Suicide is the elephant in the room in discussions of ‘assisted dying’. Each of Andrew Denton’s podcasts in Better Off Dead (2016), where he advocates strongly for the legalisation of ‘assisted dying’, begins with a voiceover:
This podcast is not about suicide. If you are interested in increasing your understanding of suicide and how to support someone experiencing suicidal ideation, visit the Conversations Matter or beyondblue websites.
But no disclaimer can alter the fact that the debate is about suicide.
Euthanasia campaigner Dr Philip Nitschke is more honest than Denton. Originally, he argued for euthanasia and assisted suicide only for terminally ill patients who were suffering unbearably. But then he met Lisette Nigot, a 79 year old retired academic living in Perth, who was neither ill nor in pain but simply wanted to die. Nitschke decided that ‘a person of sound mind has a right to end their life at a time and place of their choosing’, and that he would help such people too, by providing them with the means to end their lives.
Let’s not be mealy mouthed: Nitschke is talking about suicide. Euphemisms such as ‘assisted dying’ or ‘death with dignity’ aim to mask the fact that euthanasia and doctor-assisted suicide are actually forms of suicide.
Legalising ‘assisted dying’ will send mixed messages about suicide prevention. In fact, it could be said that it will make suicide prevention measures incoherent. Suicide is suicide whether a patient takes drugs or uses another means. Suicide is still suicide if a doctor has prescribed those drugs. Suicide is suicide whether you are young, fit and healthy, or old, sick or demented - even when you are dying.

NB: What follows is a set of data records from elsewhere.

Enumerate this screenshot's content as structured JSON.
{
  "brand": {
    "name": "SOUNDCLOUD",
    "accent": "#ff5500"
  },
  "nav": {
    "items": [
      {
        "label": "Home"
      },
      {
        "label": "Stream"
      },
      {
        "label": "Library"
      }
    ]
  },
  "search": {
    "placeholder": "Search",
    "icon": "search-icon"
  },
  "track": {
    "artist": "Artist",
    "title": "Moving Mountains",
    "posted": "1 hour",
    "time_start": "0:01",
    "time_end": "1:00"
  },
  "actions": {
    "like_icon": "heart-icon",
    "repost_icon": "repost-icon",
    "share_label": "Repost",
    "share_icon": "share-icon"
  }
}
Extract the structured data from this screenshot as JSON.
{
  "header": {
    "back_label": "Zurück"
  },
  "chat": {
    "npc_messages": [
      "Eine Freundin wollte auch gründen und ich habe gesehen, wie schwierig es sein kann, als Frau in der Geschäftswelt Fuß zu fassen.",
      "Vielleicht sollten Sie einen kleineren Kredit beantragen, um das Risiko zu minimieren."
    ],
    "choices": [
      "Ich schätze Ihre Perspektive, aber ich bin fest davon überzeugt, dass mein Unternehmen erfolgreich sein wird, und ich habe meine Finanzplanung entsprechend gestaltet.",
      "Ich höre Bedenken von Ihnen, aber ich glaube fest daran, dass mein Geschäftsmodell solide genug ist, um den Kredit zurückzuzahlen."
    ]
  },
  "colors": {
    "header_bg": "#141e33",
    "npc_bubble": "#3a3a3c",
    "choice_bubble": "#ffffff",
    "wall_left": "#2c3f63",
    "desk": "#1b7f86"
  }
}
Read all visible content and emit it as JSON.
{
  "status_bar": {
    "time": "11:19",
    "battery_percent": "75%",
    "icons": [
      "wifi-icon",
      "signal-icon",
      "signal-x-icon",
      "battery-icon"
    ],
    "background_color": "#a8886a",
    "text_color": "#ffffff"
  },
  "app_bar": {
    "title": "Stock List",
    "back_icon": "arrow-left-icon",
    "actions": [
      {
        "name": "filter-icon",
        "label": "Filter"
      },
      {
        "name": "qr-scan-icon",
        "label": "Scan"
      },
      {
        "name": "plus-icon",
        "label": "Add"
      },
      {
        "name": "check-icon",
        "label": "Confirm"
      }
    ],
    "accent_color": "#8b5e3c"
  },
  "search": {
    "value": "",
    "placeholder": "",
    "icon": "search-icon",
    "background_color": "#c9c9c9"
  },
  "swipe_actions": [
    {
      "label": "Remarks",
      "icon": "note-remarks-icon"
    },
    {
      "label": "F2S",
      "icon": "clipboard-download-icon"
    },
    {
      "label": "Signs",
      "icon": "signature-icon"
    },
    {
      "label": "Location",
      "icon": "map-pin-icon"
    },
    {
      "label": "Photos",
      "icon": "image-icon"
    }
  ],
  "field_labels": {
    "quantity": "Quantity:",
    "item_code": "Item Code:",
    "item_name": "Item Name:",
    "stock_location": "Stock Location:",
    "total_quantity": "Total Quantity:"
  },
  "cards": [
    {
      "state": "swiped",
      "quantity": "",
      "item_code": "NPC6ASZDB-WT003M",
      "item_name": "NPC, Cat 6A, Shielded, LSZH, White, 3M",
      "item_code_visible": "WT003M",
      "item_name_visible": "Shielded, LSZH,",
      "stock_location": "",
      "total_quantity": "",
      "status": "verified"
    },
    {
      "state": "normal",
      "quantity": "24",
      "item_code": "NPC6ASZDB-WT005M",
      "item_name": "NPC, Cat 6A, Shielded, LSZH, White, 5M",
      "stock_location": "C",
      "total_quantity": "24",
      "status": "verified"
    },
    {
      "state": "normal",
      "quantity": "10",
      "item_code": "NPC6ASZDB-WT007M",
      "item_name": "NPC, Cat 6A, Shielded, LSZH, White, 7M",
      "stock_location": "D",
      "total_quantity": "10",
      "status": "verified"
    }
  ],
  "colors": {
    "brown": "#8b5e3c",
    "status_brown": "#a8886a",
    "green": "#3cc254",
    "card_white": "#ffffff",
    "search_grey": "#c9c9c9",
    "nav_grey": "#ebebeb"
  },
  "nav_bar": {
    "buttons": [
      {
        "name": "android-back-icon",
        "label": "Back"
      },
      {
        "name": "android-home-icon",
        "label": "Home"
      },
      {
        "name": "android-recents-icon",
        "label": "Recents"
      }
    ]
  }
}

It is utterly incongruous that there are moves in Australia to legalise assisted suicide and euthanasia at the very same time as there is so much emphasis on suicide prevention. Suicide is a major social problem, and we rightly spend resources aimed at reducing the suicide rate. Usually, when someone is suicidal, we try to help them to live, not to die. If ‘assisted dying’ were legalised, we would on the one hand be promoting suicide as a legitimate choice while, on the other hand, continuing to promote suicide prevention. Effectively both the state and the medical profession, both very powerful institutions, would legitimise and sanitise suicide. The strength of a sense of obligation on the part of doctors and other professionals to try to prevent suicides will be significantly weakened. Suicide is no less tragic when a person is old or young, sick or healthy, disabled or not. To approve suicide for some but not others is inherently discriminatory, and indicates that some lives are considered of more value than others.
Denise Cooper-Clarke has special interests in professional ethics, sexual ethics and the ethics of virtue. She teaches medical ethics at the University of Melbourne and is the Zadok bioethics editor.